Task requirements: Select from the records below every line that has the word "Analysis" in it.

Data for the task:
|---|

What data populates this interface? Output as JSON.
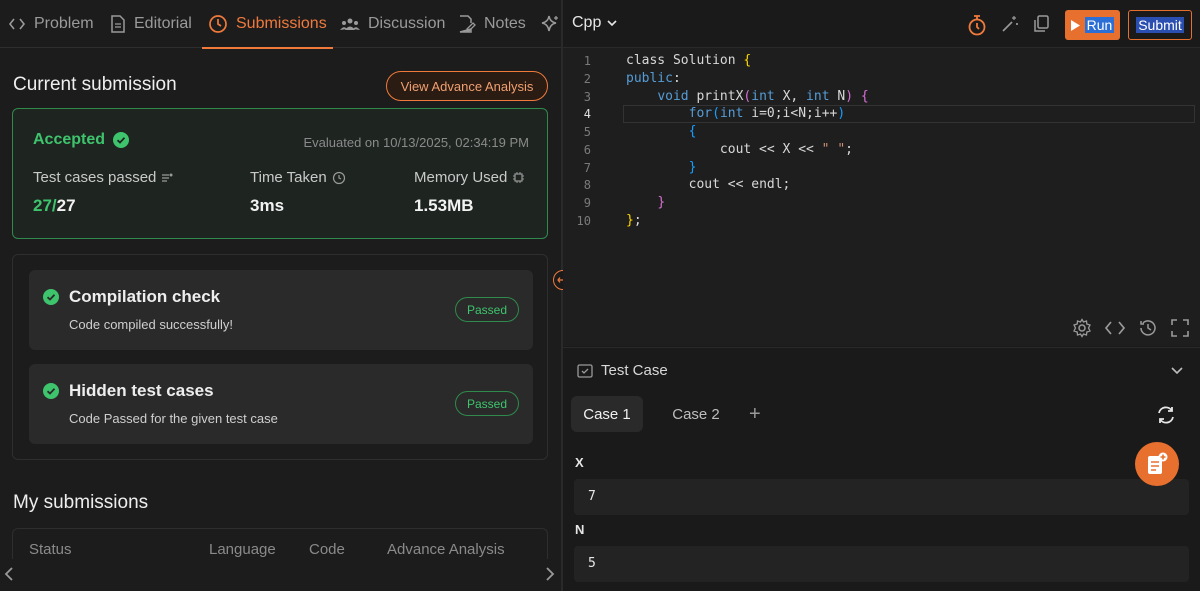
{
  "tabs": [
    {
      "label": "Problem"
    },
    {
      "label": "Editorial"
    },
    {
      "label": "Submissions"
    },
    {
      "label": "Discussion"
    },
    {
      "label": "Notes"
    }
  ],
  "submission": {
    "title": "Current submission",
    "view_analysis": "View Advance Analysis",
    "status": "Accepted",
    "evaluated": "Evaluated on 10/13/2025, 02:34:19 PM",
    "test_cases_label": "Test cases passed",
    "passed": "27/",
    "total": "27",
    "time_label": "Time Taken",
    "time_value": "3ms",
    "memory_label": "Memory Used",
    "memory_value": "1.53MB"
  },
  "checks": [
    {
      "title": "Compilation check",
      "subtitle": "Code compiled successfully!",
      "badge": "Passed"
    },
    {
      "title": "Hidden test cases",
      "subtitle": "Code Passed for the given test case",
      "badge": "Passed"
    }
  ],
  "my_submissions": {
    "title": "My submissions",
    "columns": [
      "Status",
      "Language",
      "Code",
      "Advance Analysis"
    ]
  },
  "editor": {
    "language": "Cpp",
    "run_label": "Run",
    "submit_label": "Submit",
    "line_numbers": [
      "1",
      "2",
      "3",
      "4",
      "5",
      "6",
      "7",
      "8",
      "9",
      "10"
    ]
  },
  "testcase": {
    "title": "Test Case",
    "cases": [
      "Case 1",
      "Case 2"
    ],
    "add": "+",
    "vars": [
      {
        "name": "X",
        "value": "7"
      },
      {
        "name": "N",
        "value": "5"
      }
    ]
  },
  "colors": {
    "accent": "#f07a3c",
    "success": "#3ec46d",
    "background": "#1a1a1a"
  },
  "icons": [
    "code-brackets-icon",
    "document-icon",
    "clock-icon",
    "people-icon",
    "note-edit-icon",
    "sparkle-icon",
    "timer-icon",
    "magic-wand-icon",
    "copy-icon",
    "play-icon",
    "check-circle-icon",
    "gear-icon",
    "history-icon",
    "fullscreen-icon",
    "refresh-icon",
    "notes-fab-icon"
  ]
}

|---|

Exercise result:
    "view_analysis": "View Advance Analysis",
      "Advance Analysis"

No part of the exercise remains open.